J. Lee, W. Zhou. J.-C. Idrobo, S.J. Pennycook, and S.T. Pantelides, Vacancy-driven anisotropic defect distribution in the novel battery-cathode material LiFePO4. Phys. Rev. Lett. (2011).


Text Box:
(Left) EELS data from FeLi (Fe occupying a Li site, shown in the red circle in the inset) compared to Fe in bulk positions in LiFePO4. The inset shows an atomically-resolved Z-contrast image of LiFePO4 oriented along the b-axis. Scale bar is 0.5 nm.

(Right) Fe L3/L2 ratios for FeLi (red triangle) and Febulk (black triangle) sites in LiFePO4 compared with different iron compounds.

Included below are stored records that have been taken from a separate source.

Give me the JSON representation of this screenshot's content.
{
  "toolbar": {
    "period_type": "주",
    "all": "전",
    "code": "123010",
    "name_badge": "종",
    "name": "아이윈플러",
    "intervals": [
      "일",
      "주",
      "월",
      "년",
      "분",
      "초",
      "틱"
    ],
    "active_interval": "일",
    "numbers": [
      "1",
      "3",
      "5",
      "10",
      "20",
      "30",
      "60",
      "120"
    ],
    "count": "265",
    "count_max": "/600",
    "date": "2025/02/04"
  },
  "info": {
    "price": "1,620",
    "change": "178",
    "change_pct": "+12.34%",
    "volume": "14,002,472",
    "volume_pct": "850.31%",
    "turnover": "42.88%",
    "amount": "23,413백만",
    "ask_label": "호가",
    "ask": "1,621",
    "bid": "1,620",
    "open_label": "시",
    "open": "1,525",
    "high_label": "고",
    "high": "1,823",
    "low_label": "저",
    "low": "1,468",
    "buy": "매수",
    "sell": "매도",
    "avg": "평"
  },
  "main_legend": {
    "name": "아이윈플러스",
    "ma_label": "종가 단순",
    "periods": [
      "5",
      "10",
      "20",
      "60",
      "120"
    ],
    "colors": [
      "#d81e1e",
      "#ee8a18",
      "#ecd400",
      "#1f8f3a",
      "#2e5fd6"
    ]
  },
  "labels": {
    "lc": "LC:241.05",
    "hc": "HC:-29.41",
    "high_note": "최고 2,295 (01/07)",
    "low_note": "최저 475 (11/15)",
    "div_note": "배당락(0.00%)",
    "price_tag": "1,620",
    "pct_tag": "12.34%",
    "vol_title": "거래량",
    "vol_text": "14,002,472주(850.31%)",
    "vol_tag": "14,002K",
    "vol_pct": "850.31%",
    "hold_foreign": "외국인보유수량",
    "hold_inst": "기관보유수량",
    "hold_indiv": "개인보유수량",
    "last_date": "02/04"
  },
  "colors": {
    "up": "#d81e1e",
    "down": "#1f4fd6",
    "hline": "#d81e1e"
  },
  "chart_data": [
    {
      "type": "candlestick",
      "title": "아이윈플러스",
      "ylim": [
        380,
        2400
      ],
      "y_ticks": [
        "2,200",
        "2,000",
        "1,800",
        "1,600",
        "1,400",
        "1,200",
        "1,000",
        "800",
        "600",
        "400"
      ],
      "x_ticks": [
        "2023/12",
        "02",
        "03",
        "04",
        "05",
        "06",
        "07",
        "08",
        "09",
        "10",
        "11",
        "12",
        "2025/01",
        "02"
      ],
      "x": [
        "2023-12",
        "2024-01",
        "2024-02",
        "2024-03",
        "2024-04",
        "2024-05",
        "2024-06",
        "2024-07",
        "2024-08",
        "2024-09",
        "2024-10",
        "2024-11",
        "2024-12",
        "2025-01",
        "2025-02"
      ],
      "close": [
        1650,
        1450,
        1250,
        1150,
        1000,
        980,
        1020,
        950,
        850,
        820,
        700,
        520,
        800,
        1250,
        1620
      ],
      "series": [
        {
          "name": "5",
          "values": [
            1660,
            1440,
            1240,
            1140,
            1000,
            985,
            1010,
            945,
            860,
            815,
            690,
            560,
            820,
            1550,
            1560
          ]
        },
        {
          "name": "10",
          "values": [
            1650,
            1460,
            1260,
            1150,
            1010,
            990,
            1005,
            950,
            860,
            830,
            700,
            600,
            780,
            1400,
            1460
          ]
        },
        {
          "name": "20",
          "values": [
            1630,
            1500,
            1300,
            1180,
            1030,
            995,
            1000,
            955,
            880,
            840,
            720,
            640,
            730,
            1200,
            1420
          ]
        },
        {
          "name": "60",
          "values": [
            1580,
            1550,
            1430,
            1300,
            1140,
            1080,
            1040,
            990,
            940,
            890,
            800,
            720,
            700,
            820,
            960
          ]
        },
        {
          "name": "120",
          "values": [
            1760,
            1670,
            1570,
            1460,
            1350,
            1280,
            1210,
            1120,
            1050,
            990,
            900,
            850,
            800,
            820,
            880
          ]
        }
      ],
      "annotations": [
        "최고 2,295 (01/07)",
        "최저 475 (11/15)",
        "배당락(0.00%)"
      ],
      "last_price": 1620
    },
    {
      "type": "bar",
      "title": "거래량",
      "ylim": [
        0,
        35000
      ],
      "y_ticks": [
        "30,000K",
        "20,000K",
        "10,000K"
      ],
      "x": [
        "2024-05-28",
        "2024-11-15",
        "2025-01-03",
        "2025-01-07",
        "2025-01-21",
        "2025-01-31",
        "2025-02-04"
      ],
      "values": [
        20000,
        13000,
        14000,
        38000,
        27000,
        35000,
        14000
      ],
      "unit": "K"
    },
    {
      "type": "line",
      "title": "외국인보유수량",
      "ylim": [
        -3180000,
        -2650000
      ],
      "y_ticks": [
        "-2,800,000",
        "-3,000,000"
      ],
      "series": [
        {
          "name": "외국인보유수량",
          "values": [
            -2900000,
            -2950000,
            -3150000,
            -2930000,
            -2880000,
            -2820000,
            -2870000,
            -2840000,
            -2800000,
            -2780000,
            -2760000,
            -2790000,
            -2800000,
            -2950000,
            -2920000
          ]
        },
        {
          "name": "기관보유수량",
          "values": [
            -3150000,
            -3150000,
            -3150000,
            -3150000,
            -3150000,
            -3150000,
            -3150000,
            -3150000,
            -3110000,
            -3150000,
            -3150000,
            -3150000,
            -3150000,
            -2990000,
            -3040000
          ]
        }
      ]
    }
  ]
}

We show why crystal lattice defects in the battery material LiFePO4 cluster in particular channels, leaving others open to Li ion diffusion1. The result is important since maintaining open channels is necessary to allow charge and discharge of the battery. First-principles calculations and statistical mechanics show that the clustering of Fe antisite defects (FeLi) is the result of an unusual energy-lowering mechanism that is a feature of the one-dimensional nature of the Li diffusion paths. We also obtain atomically-resolved electron energy-loss spectra of the FeLi defects which reveals a slightly higher oxidation state for the defects relative to the nominal value of +2 for Fe in LiFePO4, a result that is consistent with our theoretical predictions.  Our study suggests temperatures for growth and/or annealing to optimize segregation and maximize Li diffusion.


 Oak Ridge National Laboratory